i'm the opposite of Andre hard hands soft brain
Bah. Anything but!
(Ian, I'll preface my following comments by saying I hope they will be within the pervue of your opening call for responses, re: the hierarchical needs of cyclists)
Looking at my stable of bikes, I realize by ownership I must
weigh security high among my needs to be satisfied -- (except for Sherpa) all my bikes are old
! I go about 20 years between acquisitions! If one measure of security is stability, I'm there, Man!
I court my bicycles before purchase by doing careful research. I date a few by looking in showrooms, comparing catalog specs, and going back a few times for one more look-see. Then...I commit. And, once committed, I am loyal and faithful. The 1977 Nishiki (my first "real" road bike) is still in the family -- I sold it to my father who in turn could not bear to sell it on (this mechanical sentimentality may be a family trait). I bought the 1970 Raleigh Gran Sports used 27 years ago -- outdoors and in a rainstorm -- at the end of a 63-hour stretch of deadline-induced wakefulness when all common sense had abandoned me. When the sun came out, I found the wheels had been laced and tensioned to a high standard for al dente pasta and all the bearings were so rough they could double as rock polishers. Of course, that meant I had to restore it rather than sell it on (commitment, remember?) and then when I found the original plastic Simplex derailleurs were junk, it was reborn with all-early '80s Japanese road components and a set of gorgeously drilled Stronglight 99 bis
chainrings. There's the 1971 Windsor Professional (also used, and at USD$20, too hard to pass up even though it sat through two winters' snows in the high Cascades when it failed to sell in the owner's garage sale), the 28- and 31 year-old Centurions, and the two "new" bikes -- the 1989 tandem (bought used) and Miyata 1000LT (bought new at a discount NOS as a couple year-old bike that had been lost off a dealer's inventory and couldn't be sold as a current model). There's a few bare frames in there, as well.
My car is old, too. A 23 year-old hatchback that was warmed-over considerably as an homage to my tuner-shop days. I've never found anything better for my needs. So, it stays on.
Andre struck a nerve when he admitted to a tool fetish; I have one, too. Yes, I have feelings for my ratchets and sockets and such and you'd have to pry the Mitutoyo digital micrometer out of my cold, dead hands to get it. They're a means to my expression and accomplishments; the tools of a craftsman. In a very real way, my bicycles are an extension of this. They are favored tools for an intended job, a feeling reinforced by a shared history. I don't necessarily anthropomorphize the bikes (really?), but I do find myself describing our (see?) trips together using the royal "we" (yep), as neither of us (toldya) could ride without the other (methinks Danneaux is

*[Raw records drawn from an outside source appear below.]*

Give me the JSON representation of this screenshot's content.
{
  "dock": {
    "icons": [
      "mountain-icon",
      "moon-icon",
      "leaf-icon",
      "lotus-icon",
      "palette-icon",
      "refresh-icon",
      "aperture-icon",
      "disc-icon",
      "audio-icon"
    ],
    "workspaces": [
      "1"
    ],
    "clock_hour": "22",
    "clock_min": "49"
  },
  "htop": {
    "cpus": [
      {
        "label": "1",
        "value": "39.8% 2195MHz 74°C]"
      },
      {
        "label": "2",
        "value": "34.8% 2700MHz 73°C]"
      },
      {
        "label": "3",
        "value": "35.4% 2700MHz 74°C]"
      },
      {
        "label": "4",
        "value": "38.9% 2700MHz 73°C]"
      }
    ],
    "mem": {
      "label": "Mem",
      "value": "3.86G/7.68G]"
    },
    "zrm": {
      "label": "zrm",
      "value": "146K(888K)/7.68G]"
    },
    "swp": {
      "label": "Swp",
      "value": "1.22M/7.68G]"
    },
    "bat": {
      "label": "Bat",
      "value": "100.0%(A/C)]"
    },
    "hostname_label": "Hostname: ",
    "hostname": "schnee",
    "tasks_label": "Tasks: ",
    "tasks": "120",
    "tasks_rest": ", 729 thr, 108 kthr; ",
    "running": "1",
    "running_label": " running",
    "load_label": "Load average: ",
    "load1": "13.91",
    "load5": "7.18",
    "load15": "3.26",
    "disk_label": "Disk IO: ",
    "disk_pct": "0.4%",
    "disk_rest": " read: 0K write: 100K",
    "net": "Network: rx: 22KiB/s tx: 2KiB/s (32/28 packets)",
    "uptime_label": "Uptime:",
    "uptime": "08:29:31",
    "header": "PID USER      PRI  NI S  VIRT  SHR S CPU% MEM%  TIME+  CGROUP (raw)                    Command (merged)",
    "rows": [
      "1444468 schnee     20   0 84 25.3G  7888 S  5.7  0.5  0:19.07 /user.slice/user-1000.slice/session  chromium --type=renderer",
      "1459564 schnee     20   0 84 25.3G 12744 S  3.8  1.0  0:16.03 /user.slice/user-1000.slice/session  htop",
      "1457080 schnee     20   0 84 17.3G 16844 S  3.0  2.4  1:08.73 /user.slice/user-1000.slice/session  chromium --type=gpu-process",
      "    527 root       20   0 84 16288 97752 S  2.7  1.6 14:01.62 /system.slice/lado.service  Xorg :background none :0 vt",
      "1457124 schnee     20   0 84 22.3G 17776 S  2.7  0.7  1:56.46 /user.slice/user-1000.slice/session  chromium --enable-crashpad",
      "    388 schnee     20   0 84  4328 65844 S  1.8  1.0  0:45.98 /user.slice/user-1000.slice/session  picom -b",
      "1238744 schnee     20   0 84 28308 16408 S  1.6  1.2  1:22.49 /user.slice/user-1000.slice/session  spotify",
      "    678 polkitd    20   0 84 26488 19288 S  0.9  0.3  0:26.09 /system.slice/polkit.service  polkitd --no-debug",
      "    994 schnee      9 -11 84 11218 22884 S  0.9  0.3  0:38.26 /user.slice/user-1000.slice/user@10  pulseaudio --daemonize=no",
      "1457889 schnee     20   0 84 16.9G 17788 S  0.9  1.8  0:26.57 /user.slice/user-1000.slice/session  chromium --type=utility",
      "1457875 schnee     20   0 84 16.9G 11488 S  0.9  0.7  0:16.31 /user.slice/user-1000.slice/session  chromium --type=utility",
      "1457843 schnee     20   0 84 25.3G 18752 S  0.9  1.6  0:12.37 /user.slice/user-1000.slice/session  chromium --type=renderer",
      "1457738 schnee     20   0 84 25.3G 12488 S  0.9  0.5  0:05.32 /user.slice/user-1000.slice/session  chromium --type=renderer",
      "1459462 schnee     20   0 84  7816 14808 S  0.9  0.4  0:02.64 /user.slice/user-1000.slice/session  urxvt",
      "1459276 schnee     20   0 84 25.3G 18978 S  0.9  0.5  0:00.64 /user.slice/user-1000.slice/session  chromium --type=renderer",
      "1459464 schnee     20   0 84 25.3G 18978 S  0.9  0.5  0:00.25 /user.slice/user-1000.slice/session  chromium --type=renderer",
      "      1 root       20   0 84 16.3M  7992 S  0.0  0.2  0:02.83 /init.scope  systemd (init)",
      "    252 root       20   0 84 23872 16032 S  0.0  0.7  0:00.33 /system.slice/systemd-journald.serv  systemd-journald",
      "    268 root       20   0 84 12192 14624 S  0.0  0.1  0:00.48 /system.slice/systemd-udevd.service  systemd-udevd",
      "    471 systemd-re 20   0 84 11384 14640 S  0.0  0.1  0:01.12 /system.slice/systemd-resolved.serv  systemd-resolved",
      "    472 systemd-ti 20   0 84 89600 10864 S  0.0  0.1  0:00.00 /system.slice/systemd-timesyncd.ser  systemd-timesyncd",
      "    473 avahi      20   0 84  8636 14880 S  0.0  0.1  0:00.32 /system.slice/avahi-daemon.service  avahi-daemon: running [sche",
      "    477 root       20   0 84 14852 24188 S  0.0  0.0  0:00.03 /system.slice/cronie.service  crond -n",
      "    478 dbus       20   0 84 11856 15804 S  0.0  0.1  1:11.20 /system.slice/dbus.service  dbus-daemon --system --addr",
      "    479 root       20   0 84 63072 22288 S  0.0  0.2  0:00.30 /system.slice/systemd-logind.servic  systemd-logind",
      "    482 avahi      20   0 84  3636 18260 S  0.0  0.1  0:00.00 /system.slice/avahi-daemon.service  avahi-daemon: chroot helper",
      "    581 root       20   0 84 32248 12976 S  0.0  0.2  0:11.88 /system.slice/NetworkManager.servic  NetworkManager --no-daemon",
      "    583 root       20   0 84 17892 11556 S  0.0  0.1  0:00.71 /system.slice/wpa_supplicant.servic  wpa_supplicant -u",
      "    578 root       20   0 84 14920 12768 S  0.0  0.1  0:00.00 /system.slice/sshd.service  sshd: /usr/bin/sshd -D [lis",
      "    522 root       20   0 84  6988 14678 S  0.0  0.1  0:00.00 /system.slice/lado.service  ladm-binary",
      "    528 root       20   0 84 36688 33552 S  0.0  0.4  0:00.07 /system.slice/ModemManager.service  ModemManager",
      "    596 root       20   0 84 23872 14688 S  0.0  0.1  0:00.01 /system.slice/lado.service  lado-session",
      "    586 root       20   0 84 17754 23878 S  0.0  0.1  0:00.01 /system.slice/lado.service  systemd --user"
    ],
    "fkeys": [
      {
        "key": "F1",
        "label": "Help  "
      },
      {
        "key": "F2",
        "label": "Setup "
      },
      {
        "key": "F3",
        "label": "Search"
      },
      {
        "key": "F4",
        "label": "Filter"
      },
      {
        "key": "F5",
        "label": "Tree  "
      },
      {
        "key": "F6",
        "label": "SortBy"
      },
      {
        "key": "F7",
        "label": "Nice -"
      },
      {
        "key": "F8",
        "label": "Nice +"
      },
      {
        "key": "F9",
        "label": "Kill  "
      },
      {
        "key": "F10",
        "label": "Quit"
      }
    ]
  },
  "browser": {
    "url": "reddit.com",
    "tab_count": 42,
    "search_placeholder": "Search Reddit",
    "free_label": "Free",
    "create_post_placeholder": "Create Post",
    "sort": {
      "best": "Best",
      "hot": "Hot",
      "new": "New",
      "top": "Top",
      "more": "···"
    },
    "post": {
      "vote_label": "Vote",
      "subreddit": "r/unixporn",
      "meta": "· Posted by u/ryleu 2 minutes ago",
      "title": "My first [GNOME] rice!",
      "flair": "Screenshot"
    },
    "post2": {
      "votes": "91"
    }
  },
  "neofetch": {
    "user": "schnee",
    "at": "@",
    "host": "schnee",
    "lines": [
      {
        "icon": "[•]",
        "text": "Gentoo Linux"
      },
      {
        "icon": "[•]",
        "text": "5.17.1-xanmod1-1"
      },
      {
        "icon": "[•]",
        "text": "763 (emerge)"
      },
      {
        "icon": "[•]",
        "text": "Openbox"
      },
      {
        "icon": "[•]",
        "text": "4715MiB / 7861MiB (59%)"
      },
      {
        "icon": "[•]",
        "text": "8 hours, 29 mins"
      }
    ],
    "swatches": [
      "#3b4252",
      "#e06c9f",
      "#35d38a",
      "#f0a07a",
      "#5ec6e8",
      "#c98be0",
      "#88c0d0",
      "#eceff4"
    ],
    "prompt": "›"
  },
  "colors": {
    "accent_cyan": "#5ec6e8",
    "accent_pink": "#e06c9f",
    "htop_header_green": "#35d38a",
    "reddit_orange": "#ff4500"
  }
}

attributing human characteristics to an object). There's a synergistic co-dependency there, and the sum of the whole really is greater than the parts.
I just really hate to get rid of favored tools. Beyond soggy sentimentality, there is something about a tool you can reach for and use without thinking. My bikes do that. They're irreplaceable to me, and that's why I keep them. It really is about security of the über-familiar.
Anybody else crazy enough to hang onto old bikes forever and consider a sale the same as turning an old friend out into a chilly, stormy night without so much as a slicker? Does keeping them maintain your sense of history in a tangible way, or satisfy some need? Or are you a serial owner, as are many I meet, where one bike makes way for another in an annual succession of new-for old?
I'd love to hear.